Year of entry: 2018
Course unit details:
History of Philosophy
|Unit level||Level 1|
|Teaching period(s)||Semester 1|
|Available as a free choice unit?||Yes|
The course unit will cover a variety of philosophical figures and texts from the ancient to the early modern period, from both Western and non-Western traditions, focusing on Plato and Aristotle from 4th /5th Century BC Greece; the Islamic philosophers Avicenna and Al-Kindi from the middle ages; and, from 17th/18th -Century Europe, Descartes, and Spinoza and Leibniz – drawing connections between them, and bringing other philosophers from history to bear on the issues, where appropriate. All texts are read in translation, and no knowledge of languages other than English is either assumed or required.
The unit aims both to introduce students to the history of philosophy, and to foster the skills of close scrutiny of philosophical texts, developing a critical understanding of translated texts not originally written in contemporary English, and interpretation.
Student should acquire each of the following:
Knowledge and Understanding: Students should acquire knowledge of some key philosophical figures and texts from Ancient Greece to the early modern period, and understanding of some of their philosophical positions and arguments.
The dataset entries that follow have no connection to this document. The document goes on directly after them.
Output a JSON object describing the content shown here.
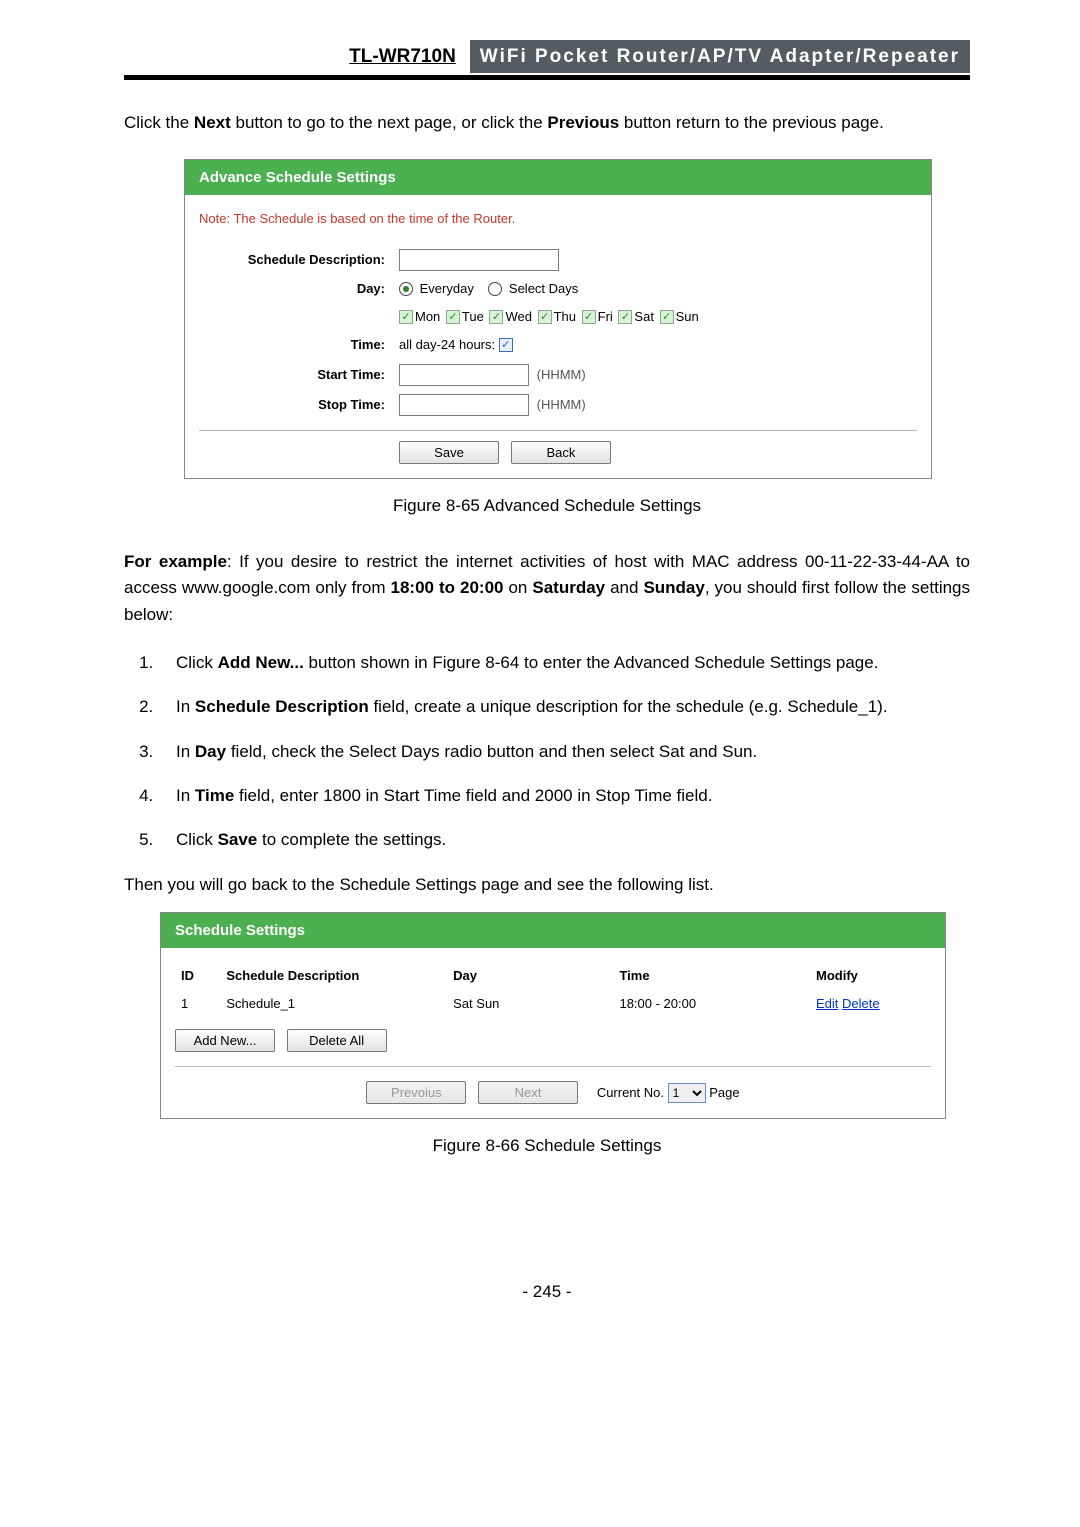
{
  "header": {
    "model": "TL-WR710N",
    "product": "WiFi Pocket Router/AP/TV Adapter/Repeater"
  },
  "intro": {
    "pre": "Click the ",
    "b1": "Next",
    "mid": " button to go to the next page, or click the ",
    "b2": "Previous",
    "post": " button return to the previous page."
  },
  "panel1": {
    "title": "Advance Schedule Settings",
    "note": "Note: The Schedule is based on the time of the Router.",
    "labels": {
      "desc": "Schedule Description:",
      "day": "Day:",
      "time": "Time:",
      "start": "Start Time:",
      "stop": "Stop Time:"
    },
    "radio": {
      "everyday": "Everyday",
      "select": "Select Days"
    },
    "days": {
      "mon": "Mon",
      "tue": "Tue",
      "wed": "Wed",
      "thu": "Thu",
      "fri": "Fri",
      "sat": "Sat",
      "sun": "Sun"
    },
    "timeLabel": "all day-24 hours:",
    "hhmm": "(HHMM)",
    "buttons": {
      "save": "Save",
      "back": "Back"
    }
  },
  "caption1": "Figure 8-65   Advanced Schedule Settings",
  "example": {
    "lead": "For example",
    "p1": ": If you desire to restrict the internet activities of host with MAC address 00-11-22-33-44-AA to access www.google.com only from ",
    "b_time": "18:00 to 20:00",
    "p2": " on ",
    "b_sat": "Saturday",
    "p3": " and ",
    "b_sun": "Sunday",
    "p4": ", you should first follow the settings below:"
  },
  "steps": {
    "s1a": "Click ",
    "s1b": "Add New...",
    "s1c": " button shown in Figure 8-64 to enter the Advanced Schedule Settings page.",
    "s2a": "In ",
    "s2b": "Schedule Description",
    "s2c": " field, create a unique description for the schedule (e.g. Schedule_1).",
    "s3a": "In ",
    "s3b": "Day",
    "s3c": " field, check the Select Days radio button and then select Sat and Sun.",
    "s4a": "In ",
    "s4b": "Time",
    "s4c": " field, enter 1800 in Start Time field and 2000 in Stop Time field.",
    "s5a": "Click ",
    "s5b": "Save",
    "s5c": " to complete the settings."
  },
  "thenline": "Then you will go back to the Schedule Settings page and see the following list.",
  "panel2": {
    "title": "Schedule Settings",
    "cols": {
      "id": "ID",
      "desc": "Schedule Description",
      "day": "Day",
      "time": "Time",
      "mod": "Modify"
    },
    "row": {
      "id": "1",
      "desc": "Schedule_1",
      "day": "Sat Sun",
      "time": "18:00 - 20:00",
      "edit": "Edit",
      "delete": "Delete"
    },
    "buttons": {
      "addnew": "Add New...",
      "deleteall": "Delete All",
      "prev": "Prevoius",
      "next": "Next"
    },
    "pager": {
      "cur": "Current No.",
      "val": "1",
      "page": "Page"
    }
  },
  "caption2": "Figure 8-66 Schedule Settings",
  "pagenum": "- 245 -"
}
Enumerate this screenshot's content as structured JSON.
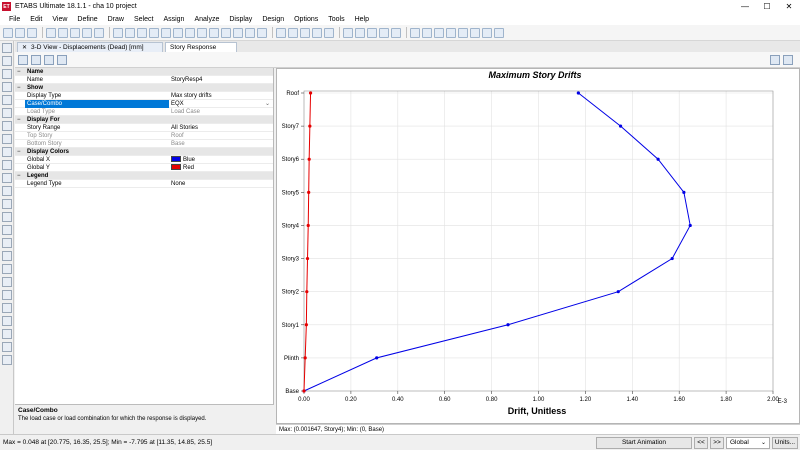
{
  "window": {
    "app_icon_text": "ET",
    "title": "ETABS Ultimate 18.1.1 - cha 10 project",
    "minimize": "—",
    "maximize": "☐",
    "close": "✕"
  },
  "menu": [
    "File",
    "Edit",
    "View",
    "Define",
    "Draw",
    "Select",
    "Assign",
    "Analyze",
    "Display",
    "Design",
    "Options",
    "Tools",
    "Help"
  ],
  "tabs": {
    "tab1_close": "✕",
    "tab1": "3-D View  - Displacements (Dead)  [mm]",
    "tab2": "Story Response"
  },
  "properties": {
    "name_cat": "Name",
    "name_label": "Name",
    "name_value": "StoryResp4",
    "show_cat": "Show",
    "display_type_label": "Display Type",
    "display_type_value": "Max story drifts",
    "case_combo_label": "Case/Combo",
    "case_combo_value": "EQX",
    "load_type_label": "Load Type",
    "load_type_value": "Load Case",
    "display_for_cat": "Display For",
    "story_range_label": "Story Range",
    "story_range_value": "All Stories",
    "top_story_label": "Top Story",
    "top_story_value": "Roof",
    "bottom_story_label": "Bottom Story",
    "bottom_story_value": "Base",
    "display_colors_cat": "Display Colors",
    "global_x_label": "Global X",
    "global_x_value": "Blue",
    "global_y_label": "Global Y",
    "global_y_value": "Red",
    "legend_cat": "Legend",
    "legend_type_label": "Legend Type",
    "legend_type_value": "None"
  },
  "help": {
    "title": "Case/Combo",
    "text": "The load case or load combination for which the response is displayed."
  },
  "colors": {
    "global_x": "#0000e6",
    "global_y": "#e60000",
    "selection": "#0078d7"
  },
  "chart_data": {
    "type": "line",
    "title": "Maximum Story Drifts",
    "xlabel": "Drift, Unitless",
    "x_axis_unit": "E-3",
    "xlim": [
      0,
      2.0
    ],
    "x_ticks": [
      "0.00",
      "0.20",
      "0.40",
      "0.60",
      "0.80",
      "1.00",
      "1.20",
      "1.40",
      "1.60",
      "1.80",
      "2.00"
    ],
    "stories": [
      "Base",
      "Plinth",
      "Story1",
      "Story2",
      "Story3",
      "Story4",
      "Story5",
      "Story6",
      "Story7",
      "Roof"
    ],
    "series": [
      {
        "name": "Global X",
        "color": "#0000e6",
        "values": [
          0,
          0.31,
          0.87,
          1.34,
          1.57,
          1.647,
          1.62,
          1.51,
          1.35,
          1.17
        ]
      },
      {
        "name": "Global Y",
        "color": "#e60000",
        "values": [
          0,
          0.005,
          0.01,
          0.012,
          0.015,
          0.018,
          0.02,
          0.022,
          0.025,
          0.028
        ]
      }
    ],
    "grid": true
  },
  "minmax_text": "Max: (0.001647, Story4);  Min: (0, Base)",
  "status": {
    "text": "Max = 0.048 at [20.775, 16.35, 25.5];  Min = -7.795 at [11.35, 14.85, 25.5]",
    "start_animation": "Start Animation",
    "prev": "<<",
    "next": ">>",
    "coord_system": "Global",
    "units": "Units..."
  }
}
They should also acquire understanding of how a philosophical text can be interpreted in different ways.
Intellectual skills: Skills in close reading of philosophical texts (many not written in contemporary English style) and adjudicating between rival interpretations.
Practical skills: skills in time-management, in independent working, and in developing motivation and personal initiative.
Transferable skills and personal qualities: The course unit should increase students’ skills in understanding difficult material, critical analysis, and assessing and formulating arguments.
Teaching and learning methods
One 2-hour lecture and one 1-hour tutorial per week.
- Analytical skills
- Oral communication
- Written communication
|Written assignment (inc essay)||33%|
The School of Social Sciences (SoSS) is committed to providing timely and appropriate feedback to students on their academic progress and achievement, thereby enabling students to reflect on their progress and plan their academic and skills development effectively. Students are reminded that feedback is necessarily responsive: only when a student has done a certain amount of work and approaches us with it at the appropriate fora is it possible for us to feed back on the student's work. The main forms of feedback on this course are formative feedback on essay plans and summative written feedback responses to assessed essays. You are also welcome to discuss essays with your tutor and the course convenor, and exams with the course convenor.
We also draw your attention to the variety of generic forms of feedback available to you on this as on all SoSS courses. These include: meeting the lecturer/tutor during their office hours; e-mailing questions to the lecturer/tutor; asking questions from the lecturer (before and after lecture); and obtaining feedback from your peers during tutorials.
Julia Annas: Ancient Philosophy: A Very Short Introduction (OUP, 2000)
Peter Adamson: Philosophy in the Islamic World: A Very Short Introduction (OUP, 2015)
Tom Sorell: Descartes: A Very Short Introduction (OUP, 2000)
|Scheduled activity hours|
|Independent study hours|
|Helen Beebee||Unit coordinator|